»»
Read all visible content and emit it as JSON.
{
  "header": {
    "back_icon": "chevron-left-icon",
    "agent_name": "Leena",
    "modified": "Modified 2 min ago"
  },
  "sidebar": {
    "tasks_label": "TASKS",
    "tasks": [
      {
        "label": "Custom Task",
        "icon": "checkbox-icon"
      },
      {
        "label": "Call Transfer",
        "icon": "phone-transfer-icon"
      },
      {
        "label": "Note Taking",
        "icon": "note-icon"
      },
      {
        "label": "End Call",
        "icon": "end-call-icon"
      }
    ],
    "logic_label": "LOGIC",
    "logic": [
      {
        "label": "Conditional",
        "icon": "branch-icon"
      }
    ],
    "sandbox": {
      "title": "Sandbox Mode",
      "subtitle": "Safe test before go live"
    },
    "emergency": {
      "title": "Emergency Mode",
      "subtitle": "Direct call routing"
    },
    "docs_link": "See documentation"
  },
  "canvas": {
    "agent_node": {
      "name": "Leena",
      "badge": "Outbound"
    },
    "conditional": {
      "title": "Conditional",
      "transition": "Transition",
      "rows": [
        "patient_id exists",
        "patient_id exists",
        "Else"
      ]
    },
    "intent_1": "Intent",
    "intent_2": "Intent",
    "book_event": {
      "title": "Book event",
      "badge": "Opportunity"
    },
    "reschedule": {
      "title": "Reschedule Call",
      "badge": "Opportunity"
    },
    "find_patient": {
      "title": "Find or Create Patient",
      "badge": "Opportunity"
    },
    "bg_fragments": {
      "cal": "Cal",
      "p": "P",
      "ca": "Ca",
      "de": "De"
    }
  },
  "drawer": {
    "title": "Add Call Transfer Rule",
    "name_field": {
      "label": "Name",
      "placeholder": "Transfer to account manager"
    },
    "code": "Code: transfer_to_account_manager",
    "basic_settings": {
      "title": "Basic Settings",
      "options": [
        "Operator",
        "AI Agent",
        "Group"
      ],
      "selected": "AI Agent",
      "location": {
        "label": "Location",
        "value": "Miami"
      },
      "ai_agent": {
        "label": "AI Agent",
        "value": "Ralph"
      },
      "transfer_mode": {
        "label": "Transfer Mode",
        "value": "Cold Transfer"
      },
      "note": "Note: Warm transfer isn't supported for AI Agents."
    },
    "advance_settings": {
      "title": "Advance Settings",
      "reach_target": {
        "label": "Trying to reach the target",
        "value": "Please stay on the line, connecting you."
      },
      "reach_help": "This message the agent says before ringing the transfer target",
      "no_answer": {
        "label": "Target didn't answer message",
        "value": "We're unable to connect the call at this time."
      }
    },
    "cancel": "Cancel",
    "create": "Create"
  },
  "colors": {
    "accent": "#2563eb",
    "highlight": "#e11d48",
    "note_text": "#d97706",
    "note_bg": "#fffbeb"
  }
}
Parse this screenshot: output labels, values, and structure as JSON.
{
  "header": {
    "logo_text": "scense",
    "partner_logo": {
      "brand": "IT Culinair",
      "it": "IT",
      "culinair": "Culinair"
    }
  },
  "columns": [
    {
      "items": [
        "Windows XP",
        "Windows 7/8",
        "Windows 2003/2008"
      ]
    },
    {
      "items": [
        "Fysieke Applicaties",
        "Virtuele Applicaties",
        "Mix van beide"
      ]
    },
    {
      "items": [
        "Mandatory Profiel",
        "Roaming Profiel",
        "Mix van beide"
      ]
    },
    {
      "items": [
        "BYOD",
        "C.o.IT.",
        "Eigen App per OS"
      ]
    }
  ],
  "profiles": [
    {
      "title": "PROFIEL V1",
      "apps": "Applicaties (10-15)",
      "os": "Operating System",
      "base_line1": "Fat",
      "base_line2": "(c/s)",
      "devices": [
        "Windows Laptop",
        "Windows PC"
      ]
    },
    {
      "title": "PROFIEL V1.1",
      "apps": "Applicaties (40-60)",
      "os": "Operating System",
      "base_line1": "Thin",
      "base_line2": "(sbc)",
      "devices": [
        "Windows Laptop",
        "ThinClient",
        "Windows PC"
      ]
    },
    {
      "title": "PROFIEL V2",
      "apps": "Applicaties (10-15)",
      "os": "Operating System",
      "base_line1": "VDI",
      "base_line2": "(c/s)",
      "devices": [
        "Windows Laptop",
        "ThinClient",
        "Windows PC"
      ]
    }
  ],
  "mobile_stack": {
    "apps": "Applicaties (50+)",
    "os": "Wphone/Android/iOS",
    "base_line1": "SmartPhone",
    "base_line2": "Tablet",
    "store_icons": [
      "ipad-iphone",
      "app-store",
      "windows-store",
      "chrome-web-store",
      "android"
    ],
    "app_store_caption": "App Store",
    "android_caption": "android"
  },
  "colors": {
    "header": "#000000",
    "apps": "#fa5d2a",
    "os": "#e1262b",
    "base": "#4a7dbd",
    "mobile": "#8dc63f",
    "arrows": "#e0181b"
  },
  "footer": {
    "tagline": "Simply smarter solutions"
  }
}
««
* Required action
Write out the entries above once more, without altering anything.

* Finished exercise
Read all visible content and emit it as JSON.
{
  "header": {
    "back_icon": "chevron-left-icon",
    "agent_name": "Leena",
    "modified": "Modified 2 min ago"
  },
  "sidebar": {
    "tasks_label": "TASKS",
    "tasks": [
      {
        "label": "Custom Task",
        "icon": "checkbox-icon"
      },
      {
        "label": "Call Transfer",
        "icon": "phone-transfer-icon"
      },
      {
        "label": "Note Taking",
        "icon": "note-icon"
      },
      {
        "label": "End Call",
        "icon": "end-call-icon"
      }
    ],
    "logic_label": "LOGIC",
    "logic": [
      {
        "label": "Conditional",
        "icon": "branch-icon"
      }
    ],
    "sandbox": {
      "title": "Sandbox Mode",
      "subtitle": "Safe test before go live"
    },
    "emergency": {
      "title": "Emergency Mode",
      "subtitle": "Direct call routing"
    },
    "docs_link": "See documentation"
  },
  "canvas": {
    "agent_node": {
      "name": "Leena",
      "badge": "Outbound"
    },
    "conditional": {
      "title": "Conditional",
      "transition": "Transition",
      "rows": [
        "patient_id exists",
        "patient_id exists",
        "Else"
      ]
    },
    "intent_1": "Intent",
    "intent_2": "Intent",
    "book_event": {
      "title": "Book event",
      "badge": "Opportunity"
    },
    "reschedule": {
      "title": "Reschedule Call",
      "badge": "Opportunity"
    },
    "find_patient": {
      "title": "Find or Create Patient",
      "badge": "Opportunity"
    },
    "bg_fragments": {
      "cal": "Cal",
      "p": "P",
      "ca": "Ca",
      "de": "De"
    }
  },
  "drawer": {
    "title": "Add Call Transfer Rule",
    "name_field": {
      "label": "Name",
      "placeholder": "Transfer to account manager"
    },
    "code": "Code: transfer_to_account_manager",
    "basic_settings": {
      "title": "Basic Settings",
      "options": [
        "Operator",
        "AI Agent",
        "Group"
      ],
      "selected": "AI Agent",
      "location": {
        "label": "Location",
        "value": "Miami"
      },
      "ai_agent": {
        "label": "AI Agent",
        "value": "Ralph"
      },
      "transfer_mode": {
        "label": "Transfer Mode",
        "value": "Cold Transfer"
      },
      "note": "Note: Warm transfer isn't supported for AI Agents."
    },
    "advance_settings": {
      "title": "Advance Settings",
      "reach_target": {
        "label": "Trying to reach the target",
        "value": "Please stay on the line, connecting you."
      },
      "reach_help": "This message the agent says before ringing the transfer target",
      "no_answer": {
        "label": "Target didn't answer message",
        "value": "We're unable to connect the call at this time."
      }
    },
    "cancel": "Cancel",
    "create": "Create"
  },
  "colors": {
    "accent": "#2563eb",
    "highlight": "#e11d48",
    "note_text": "#d97706",
    "note_bg": "#fffbeb"
  }
}
Parse this screenshot: output labels, values, and structure as JSON.
{
  "header": {
    "logo_text": "scense",
    "partner_logo": {
      "brand": "IT Culinair",
      "it": "IT",
      "culinair": "Culinair"
    }
  },
  "columns": [
    {
      "items": [
        "Windows XP",
        "Windows 7/8",
        "Windows 2003/2008"
      ]
    },
    {
      "items": [
        "Fysieke Applicaties",
        "Virtuele Applicaties",
        "Mix van beide"
      ]
    },
    {
      "items": [
        "Mandatory Profiel",
        "Roaming Profiel",
        "Mix van beide"
      ]
    },
    {
      "items": [
        "BYOD",
        "C.o.IT.",
        "Eigen App per OS"
      ]
    }
  ],
  "profiles": [
    {
      "title": "PROFIEL V1",
      "apps": "Applicaties (10-15)",
      "os": "Operating System",
      "base_line1": "Fat",
      "base_line2": "(c/s)",
      "devices": [
        "Windows Laptop",
        "Windows PC"
      ]
    },
    {
      "title": "PROFIEL V1.1",
      "apps": "Applicaties (40-60)",
      "os": "Operating System",
      "base_line1": "Thin",
      "base_line2": "(sbc)",
      "devices": [
        "Windows Laptop",
        "ThinClient",
        "Windows PC"
      ]
    },
    {
      "title": "PROFIEL V2",
      "apps": "Applicaties (10-15)",
      "os": "Operating System",
      "base_line1": "VDI",
      "base_line2": "(c/s)",
      "devices": [
        "Windows Laptop",
        "ThinClient",
        "Windows PC"
      ]
    }
  ],
  "mobile_stack": {
    "apps": "Applicaties (50+)",
    "os": "Wphone/Android/iOS",
    "base_line1": "SmartPhone",
    "base_line2": "Tablet",
    "store_icons": [
      "ipad-iphone",
      "app-store",
      "windows-store",
      "chrome-web-store",
      "android"
    ],
    "app_store_caption": "App Store",
    "android_caption": "android"
  },
  "colors": {
    "header": "#000000",
    "apps": "#fa5d2a",
    "os": "#e1262b",
    "base": "#4a7dbd",
    "mobile": "#8dc63f",
    "arrows": "#e0181b"
  },
  "footer": {
    "tagline": "Simply smarter solutions"
  }
}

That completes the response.